Court backs Atwoli union in horticulture membership feud
- A trade union that is led by the long-serving Central Organisation of Trade Unions (Cotu) boss Francis Atwoli has survived an attempt to stop it from representing over 60,000 workers in the horticulture industry.
- Newly registered Kenya Export, Floriculture, Horticulture, and Allied Workers Union (Kefhau) had filed as a case in the Employment and Labour seeking to bar the Atwoli-led Kenya Plantation and Agricultural Workers Union (KPAWU) from representing workers in the industry.
A trade union that is led by the long-serving Central Organisation of Trade Unions (Cotu) boss Francis Atwoli has survived an attempt to stop it from representing over 60,000 workers in the horticulture industry.
Newly registered Kenya Export, Floriculture, Horticulture, and Allied Workers Union (Kefhau) had filed as a case in the Employment and Labour seeking to bar the Atwoli-led Kenya Plantation and Agricultural Workers Union (KPAWU) from representing workers in the industry.
Mr Atwoli is the secretary-general of KPAWU. The rival union claimed KPAWU had encroached on its area of workers’ representation.
Justice James Rika, however, dismissed the claim and ruled that the dispute should have been taken through conciliation, and was therefore presented in court prematurely.
He also stated that Kefhau must go beyond its registration and recruit sufficient members from the employers, to be granted recognition and organisational rights.
“Registration on its own, does not afford the claimant (Kefhau) recognition. Until there is proof that Kefhau has satisfied Section 54 of the Labour Relations Act, the status quo must be maintained,” said the judge.
“Kefhau must recruit at least 50 percent plus one, of the unionisable employees in the floriculture and horticulture industry, members of the Agricultural Employers Association to be considered for recognition,” he stated.
He noted that there is a Recognition Agreement and CBA, binding Mr Atwoli’s union and Agricultural Employers Association, affecting 73 Flower Growers Group of employers, and over 60,000 employees.

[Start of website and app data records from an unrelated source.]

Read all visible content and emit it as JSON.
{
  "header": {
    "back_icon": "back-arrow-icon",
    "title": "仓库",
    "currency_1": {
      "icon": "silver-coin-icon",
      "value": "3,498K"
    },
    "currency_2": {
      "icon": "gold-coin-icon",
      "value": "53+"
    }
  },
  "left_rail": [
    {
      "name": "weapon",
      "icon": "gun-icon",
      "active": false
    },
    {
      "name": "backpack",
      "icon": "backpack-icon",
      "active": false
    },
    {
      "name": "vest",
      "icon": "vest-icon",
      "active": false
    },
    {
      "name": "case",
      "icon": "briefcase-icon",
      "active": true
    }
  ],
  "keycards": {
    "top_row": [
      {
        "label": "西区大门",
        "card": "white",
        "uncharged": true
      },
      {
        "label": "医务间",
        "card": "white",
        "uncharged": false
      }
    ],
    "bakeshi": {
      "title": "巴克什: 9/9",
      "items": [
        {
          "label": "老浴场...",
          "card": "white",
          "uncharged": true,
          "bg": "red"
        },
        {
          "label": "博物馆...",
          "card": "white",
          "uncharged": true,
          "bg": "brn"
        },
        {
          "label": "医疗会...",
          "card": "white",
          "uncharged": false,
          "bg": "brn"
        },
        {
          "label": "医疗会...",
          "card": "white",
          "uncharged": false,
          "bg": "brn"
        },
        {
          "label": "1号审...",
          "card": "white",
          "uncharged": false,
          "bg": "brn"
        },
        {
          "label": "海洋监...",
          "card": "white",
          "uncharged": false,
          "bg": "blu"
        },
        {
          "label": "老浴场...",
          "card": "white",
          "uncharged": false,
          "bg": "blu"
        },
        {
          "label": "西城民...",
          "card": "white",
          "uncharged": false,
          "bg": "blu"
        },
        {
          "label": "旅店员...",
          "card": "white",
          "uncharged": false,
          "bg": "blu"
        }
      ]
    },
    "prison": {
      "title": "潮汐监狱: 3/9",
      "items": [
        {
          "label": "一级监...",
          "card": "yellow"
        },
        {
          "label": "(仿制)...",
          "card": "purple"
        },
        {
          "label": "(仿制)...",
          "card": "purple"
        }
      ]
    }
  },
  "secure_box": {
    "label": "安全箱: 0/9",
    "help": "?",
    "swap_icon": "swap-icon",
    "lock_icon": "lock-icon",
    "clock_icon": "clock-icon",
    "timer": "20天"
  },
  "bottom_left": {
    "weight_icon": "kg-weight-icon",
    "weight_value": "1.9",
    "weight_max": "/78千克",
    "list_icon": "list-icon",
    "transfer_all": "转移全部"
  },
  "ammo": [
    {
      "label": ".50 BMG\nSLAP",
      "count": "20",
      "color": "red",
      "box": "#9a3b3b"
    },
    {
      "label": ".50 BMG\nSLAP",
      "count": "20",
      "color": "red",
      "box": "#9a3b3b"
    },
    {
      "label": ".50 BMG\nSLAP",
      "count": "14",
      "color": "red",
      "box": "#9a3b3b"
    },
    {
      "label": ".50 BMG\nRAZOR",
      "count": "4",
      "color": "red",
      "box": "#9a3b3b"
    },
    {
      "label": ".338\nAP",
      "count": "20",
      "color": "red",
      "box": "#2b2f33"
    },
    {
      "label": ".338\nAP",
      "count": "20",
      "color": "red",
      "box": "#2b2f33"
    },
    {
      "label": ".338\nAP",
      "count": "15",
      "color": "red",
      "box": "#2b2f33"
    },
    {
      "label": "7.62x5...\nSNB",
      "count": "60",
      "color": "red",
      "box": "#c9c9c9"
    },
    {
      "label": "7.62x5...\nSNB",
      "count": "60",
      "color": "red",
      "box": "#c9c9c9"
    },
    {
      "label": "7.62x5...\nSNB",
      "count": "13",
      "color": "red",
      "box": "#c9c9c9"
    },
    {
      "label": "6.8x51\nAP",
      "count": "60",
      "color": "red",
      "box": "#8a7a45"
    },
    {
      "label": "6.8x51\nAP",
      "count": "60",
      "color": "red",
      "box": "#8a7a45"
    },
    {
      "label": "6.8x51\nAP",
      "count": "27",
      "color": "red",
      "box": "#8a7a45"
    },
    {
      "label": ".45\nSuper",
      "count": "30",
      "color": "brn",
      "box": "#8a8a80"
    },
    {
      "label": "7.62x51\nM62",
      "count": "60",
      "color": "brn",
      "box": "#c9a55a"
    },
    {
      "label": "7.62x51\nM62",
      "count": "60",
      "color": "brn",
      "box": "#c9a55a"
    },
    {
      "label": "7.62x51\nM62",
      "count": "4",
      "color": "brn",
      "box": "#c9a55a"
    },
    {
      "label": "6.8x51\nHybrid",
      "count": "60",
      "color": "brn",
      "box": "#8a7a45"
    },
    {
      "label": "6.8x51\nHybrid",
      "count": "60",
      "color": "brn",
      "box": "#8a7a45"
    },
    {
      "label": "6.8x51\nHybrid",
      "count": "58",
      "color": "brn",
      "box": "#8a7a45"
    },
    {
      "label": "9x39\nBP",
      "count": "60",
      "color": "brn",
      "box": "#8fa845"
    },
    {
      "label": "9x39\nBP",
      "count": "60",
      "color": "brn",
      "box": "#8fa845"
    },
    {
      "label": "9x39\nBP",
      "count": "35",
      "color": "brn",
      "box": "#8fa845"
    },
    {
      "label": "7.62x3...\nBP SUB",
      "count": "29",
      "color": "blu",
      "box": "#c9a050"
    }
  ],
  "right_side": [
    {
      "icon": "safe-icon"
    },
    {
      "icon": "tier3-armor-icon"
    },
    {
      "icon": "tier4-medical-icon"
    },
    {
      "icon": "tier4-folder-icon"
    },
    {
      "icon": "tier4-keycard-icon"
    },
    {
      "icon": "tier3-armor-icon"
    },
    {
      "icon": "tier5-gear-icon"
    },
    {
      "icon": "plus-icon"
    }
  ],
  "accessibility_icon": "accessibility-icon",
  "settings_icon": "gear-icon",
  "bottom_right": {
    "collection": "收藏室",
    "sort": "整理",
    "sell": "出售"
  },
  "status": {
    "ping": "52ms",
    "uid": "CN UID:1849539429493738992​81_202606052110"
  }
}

“It is objectionable for Kefhau to be allowed organisational rights, and the legitimacy to receive trade union dues and agency fees, from over 60,000 employees, just on the strength of registration as a trade union,” said the judge.
Kefhau wanted the court to declare that it is the sole trade union, which is allowed by its constitution to carry out activities in the export floriculture and vegetable industry, and an order restraining Mr Atwoli’s from representing workers in that area.